It’s a new year and people are re-inventing themselves with their new year resolutions. We can apply this same concept to other aspects of our days, such as the way we integrate systems! Here are five things that you should start (or stop) doing when it comes to data integration in 2020.
Reuse is the catalyst that turns the vision of API-led connectivity into a reality. In the context of MuleSoft, reuse can come in many different forms:
- Frameworks added as a jar/maven dependency
- Pre-packaged project templates within Exchange, which could then be imported into Anypoint Studio
In a modern cloud architecture, one of the common patterns that is observed is the use of message queues to:
- Decouple applications
- Improve performance
- Increase reliability
- Implement granular scalability
Often times when you are processing data through a flow, you may want to treat certain errors differently than others. For instance, if you are trying to select records from Salesforce, you would want to handle a record not found error differently than an out of memory error. For this reason, MuleSoft allows us to handle errors based on use cases as well as the types of errors that are being thrown.
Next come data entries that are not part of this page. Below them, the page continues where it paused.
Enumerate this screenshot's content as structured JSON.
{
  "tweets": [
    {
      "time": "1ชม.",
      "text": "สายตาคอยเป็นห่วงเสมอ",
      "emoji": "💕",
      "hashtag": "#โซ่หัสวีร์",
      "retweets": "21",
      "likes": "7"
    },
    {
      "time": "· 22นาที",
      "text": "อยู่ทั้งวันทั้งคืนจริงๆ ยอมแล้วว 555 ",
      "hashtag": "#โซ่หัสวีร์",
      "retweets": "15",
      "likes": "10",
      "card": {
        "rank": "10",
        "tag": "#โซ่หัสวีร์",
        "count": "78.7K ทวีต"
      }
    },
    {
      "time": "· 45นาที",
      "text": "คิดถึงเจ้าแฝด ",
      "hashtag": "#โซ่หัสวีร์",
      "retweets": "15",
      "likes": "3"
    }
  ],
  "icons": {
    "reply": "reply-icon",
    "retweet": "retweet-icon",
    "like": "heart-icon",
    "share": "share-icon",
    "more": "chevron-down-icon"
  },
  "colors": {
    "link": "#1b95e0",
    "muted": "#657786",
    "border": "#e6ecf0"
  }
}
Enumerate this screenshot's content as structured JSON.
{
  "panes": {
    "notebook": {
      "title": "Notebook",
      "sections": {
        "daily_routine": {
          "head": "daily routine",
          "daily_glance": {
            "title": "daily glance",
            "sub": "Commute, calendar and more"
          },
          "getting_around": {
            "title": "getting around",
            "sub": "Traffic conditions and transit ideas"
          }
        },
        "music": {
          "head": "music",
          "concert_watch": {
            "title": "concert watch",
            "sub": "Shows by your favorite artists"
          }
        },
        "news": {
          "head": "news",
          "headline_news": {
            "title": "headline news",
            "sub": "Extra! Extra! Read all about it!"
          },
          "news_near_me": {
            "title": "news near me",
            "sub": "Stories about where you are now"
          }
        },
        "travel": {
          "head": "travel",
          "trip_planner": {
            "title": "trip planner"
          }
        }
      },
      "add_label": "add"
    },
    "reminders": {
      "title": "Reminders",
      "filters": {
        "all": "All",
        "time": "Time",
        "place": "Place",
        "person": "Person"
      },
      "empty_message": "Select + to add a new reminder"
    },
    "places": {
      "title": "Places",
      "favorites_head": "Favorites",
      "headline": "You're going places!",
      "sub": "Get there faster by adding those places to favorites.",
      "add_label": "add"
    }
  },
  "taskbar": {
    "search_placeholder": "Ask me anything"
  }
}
In my previous blog post, I discussed the basics of error handling with Mule 4, helped understand what a Mule error is, what the two major error handling scopes in Mule 4 are, as well as how they work. In this post, I will discuss how to take these basic concepts and build them up so that you can implement error handling strategies in your application (and not be completely lost when doing so).
Like many developers and architects who build APIs and integrations, I was on top of the world when I completed the training on Anypoint Platform Development fundamentals (Mule 4); I was now able to take an idea for an API and build, design, deploy, and implement my API in a matter of hours. I now held the shiny key to become a MuleSoft Certified Developer — I just had to pass the MuleSoft Certified Developer –
If you ever used Mule 3, then there are probably two things about error handling you already know:
- It’s really Java exception handling
- It’s a “trial and error” experience
In this post, I’ll explain the major changes introduced in Mule 4 around error handling, including easier routing and the introduction of our new try scope.
As part of our upcoming Anypoint Platform June 2016 announcement, we are excited to release Mule 3.8. This release extends the flexibility of Mule, the runtime engine of Anypoint Platform, by unifying integration and API management capabilities into one lightweight distribution. It also significantly enhances core Mule functionality including DNS round robin load balancing, DataWeave Flat File, Fixed Width and COBOL Copybook support,
This all began with a very popular request: “We want to be able to throw an Exception from a flow”. The motivation for this is that it’s fairly common to run into “business errors” (errors not related to the handling and transmission of data but the data itself) which should actually be treated in the same way as a connection or system error (things like the remote endpoint is down).
Given the popularity of the request we decided to look into it and started by asking: “which are the use cases in which you would throw an exception?”.